Dominic’s response to the attack of the Coralians in Eureka Seven introduced again the tension between authority and expertise – and the power of authority and rank – in the military drama plot which the series circles around. Yet the core story is often far from the military – even if the tension emerges when morality clashes with utilitarianism (as with Holland’s “kidnapping” of the Voderak woman early in the series, or Renton’s disobedience of Ray and Charles to do what he believes is right). The Gekko’s response – powerless as they were to really stop Dewey’s atrocities – provides this human focus.
The fifth episode of Rahxephon built up to a series of guarded revelations that both explained more of what the future holds for the story and also explained how powerless Ayato actually is within it; the conspiratorial confusion that defines the action is given a more cruel, personal aspect in how it is denying him apparently simple answers to genuine and reasonable questions. It is clear he is being used to the audience, and his realisation of this is the main dramatic conflict within the episode. Yet it ends with some measure of harmony; while his life with Megumi and her uncle is a strange one based on necessity over genuine friendship, the way it is visually framed in the cliches of young love suggests there is hope for the future. Episode six begins some time after this, immediately revealing its core conflict. The personal is apparently being set aside for the human-versus-alien war that one might expect from a mecha animé.

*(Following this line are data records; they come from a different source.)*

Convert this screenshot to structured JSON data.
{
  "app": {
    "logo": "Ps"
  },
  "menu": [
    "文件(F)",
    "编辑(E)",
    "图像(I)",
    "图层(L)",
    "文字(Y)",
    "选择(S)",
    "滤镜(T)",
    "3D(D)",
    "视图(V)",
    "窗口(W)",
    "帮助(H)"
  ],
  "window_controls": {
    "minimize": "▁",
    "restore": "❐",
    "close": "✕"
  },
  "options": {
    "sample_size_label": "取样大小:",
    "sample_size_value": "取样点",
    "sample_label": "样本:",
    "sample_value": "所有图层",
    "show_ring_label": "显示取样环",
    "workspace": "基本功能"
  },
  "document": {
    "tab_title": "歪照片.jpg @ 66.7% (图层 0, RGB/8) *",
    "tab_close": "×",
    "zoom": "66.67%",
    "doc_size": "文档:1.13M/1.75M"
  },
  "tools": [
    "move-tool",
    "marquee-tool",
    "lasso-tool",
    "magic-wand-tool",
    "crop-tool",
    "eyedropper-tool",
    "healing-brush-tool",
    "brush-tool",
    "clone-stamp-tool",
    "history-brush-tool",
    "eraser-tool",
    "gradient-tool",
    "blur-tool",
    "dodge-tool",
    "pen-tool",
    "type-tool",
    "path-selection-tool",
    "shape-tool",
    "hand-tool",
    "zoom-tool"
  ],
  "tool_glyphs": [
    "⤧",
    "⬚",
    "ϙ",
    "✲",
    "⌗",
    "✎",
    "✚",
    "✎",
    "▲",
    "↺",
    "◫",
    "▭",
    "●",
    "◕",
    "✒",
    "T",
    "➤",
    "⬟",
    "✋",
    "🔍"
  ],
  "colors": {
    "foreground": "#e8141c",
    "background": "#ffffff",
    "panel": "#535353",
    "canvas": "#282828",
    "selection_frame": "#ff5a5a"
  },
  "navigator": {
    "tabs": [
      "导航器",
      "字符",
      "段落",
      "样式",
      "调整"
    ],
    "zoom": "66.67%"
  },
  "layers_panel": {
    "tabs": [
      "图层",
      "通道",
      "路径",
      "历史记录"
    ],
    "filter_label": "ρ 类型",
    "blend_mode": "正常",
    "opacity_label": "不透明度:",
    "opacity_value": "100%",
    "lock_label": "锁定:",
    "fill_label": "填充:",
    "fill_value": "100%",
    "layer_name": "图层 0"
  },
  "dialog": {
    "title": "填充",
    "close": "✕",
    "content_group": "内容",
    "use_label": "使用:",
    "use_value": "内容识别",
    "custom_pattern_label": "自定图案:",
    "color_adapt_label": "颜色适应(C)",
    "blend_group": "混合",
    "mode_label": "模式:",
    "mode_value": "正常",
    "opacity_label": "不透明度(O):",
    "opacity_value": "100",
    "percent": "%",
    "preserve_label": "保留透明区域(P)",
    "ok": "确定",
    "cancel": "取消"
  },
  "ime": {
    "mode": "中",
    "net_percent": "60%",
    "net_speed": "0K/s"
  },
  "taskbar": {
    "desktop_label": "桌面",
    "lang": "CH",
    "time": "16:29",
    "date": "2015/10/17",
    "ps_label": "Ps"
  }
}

The central plot conceit of much of Turn-A Gundam is that two central characters – the victim of war Kihel Heim and the leader of the invading Moonrace Dianna Soriel – switch places, taking advantage of their similarity of appearance to experience life from another perspective. The lonely queen of the moon initially sees this as a joke stemming from an emerging friendship with a confidante of the leader of earth forces, but as the events of the war develop – and Moonrace and Earth Militia forces both escalate the conflict ignorant of attempts at peace – the switch becomes a much more significant thing as Kihel, a civilian, ends up having to do more than look like her counterpart but also fulfil Dianna’s role as a military leader.